By NEIL HARTNELL
Tribune Business Editor
The Government was yesterday urged to stop developing social programmes “we have no capacity to afford”, a prominent governance reform campaigner arguing against pushing forward with the National Health Insurance (NHI) scheme.
Robert Myers, a principal for the Organisation for Responsible Governance (ORG), was speaking after the Central Bank revealed that almost one-quarter of the Government’s subsidy payments in the final three months of 2016 related to NHI.
Its 2016 fourth quarter report, disclosed yesterday, said: “The expansion in current spending was largely attributed to a $26.9 million (11.7 per cent) rise in transfer payments to $257.6 million, as subsidies firmed by $19.6 million (24.2 per cent) to $100.6 million - a quarter of which ($23 million) related to preparations for the National Health Insurance (NHI) scheme.”
Mr Myers, in response to the Central Bank report, told Tribune Business of NHI: “The Government can’t afford that right now.
“We’ve got to get NHI out of creating efficiencies in the existing system, not in spending money. Let’s create these efficiencies, and once we see the fruits of our labour, we can turn around and figure out how to spend that money on a more efficient system.”
Mr Myers added that the Government was continuing to develop new social benefits programmes, which required extra spending, despite having been repeatedly told that its main social security scheme - the National Insurance Board (NIB) - will likely be bankrupt by 2029-2030 without serious, urgent reform.
“They’re spending money they don’t have,” he told Tribune Business. “We’ve got to get business minds involved in these decisions, and work on real, tangible change that results in the lowering of expenditure, then worry about the benefits.
“If we’re putting in place social benefits that we have no capacity to afford, who are we fooling if that system collapses? We’re talking about NIB being bankrupt by 2030, but are still looking at putting in other social benefits.
“That’s just irresponsible, and people can’t afford another tax, as VAT has removed so much from the economy. It’s just reckless,” he added.
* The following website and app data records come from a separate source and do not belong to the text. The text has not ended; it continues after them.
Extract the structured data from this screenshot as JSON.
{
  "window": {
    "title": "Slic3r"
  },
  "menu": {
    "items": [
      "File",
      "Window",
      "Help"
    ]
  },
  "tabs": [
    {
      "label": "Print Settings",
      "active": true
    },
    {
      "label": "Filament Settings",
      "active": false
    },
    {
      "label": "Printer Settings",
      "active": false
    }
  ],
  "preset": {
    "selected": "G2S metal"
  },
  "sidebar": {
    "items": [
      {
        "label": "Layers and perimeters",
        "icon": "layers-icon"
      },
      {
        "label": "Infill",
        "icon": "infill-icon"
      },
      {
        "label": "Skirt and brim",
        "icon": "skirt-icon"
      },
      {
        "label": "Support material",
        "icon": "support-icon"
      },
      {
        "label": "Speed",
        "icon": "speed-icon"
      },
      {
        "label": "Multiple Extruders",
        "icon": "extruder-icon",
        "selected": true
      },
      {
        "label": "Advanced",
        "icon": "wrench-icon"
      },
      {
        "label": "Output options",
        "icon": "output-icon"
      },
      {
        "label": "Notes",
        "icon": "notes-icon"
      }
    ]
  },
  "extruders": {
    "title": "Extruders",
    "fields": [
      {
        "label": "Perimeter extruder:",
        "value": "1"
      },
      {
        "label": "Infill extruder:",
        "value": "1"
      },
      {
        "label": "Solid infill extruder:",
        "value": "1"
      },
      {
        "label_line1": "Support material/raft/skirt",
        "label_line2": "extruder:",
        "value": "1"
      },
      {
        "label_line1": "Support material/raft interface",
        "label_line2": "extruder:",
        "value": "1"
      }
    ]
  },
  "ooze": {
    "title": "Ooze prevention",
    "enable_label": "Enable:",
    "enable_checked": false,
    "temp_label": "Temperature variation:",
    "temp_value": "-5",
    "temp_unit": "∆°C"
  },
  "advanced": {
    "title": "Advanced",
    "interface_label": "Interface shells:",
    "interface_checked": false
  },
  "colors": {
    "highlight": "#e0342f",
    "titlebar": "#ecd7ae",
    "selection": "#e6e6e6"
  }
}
“Do the work, change the system up, get efficiencies and accountability, and see where that takes you. Implement a more efficient system; don’t make these assumptions just to make a fool of us.”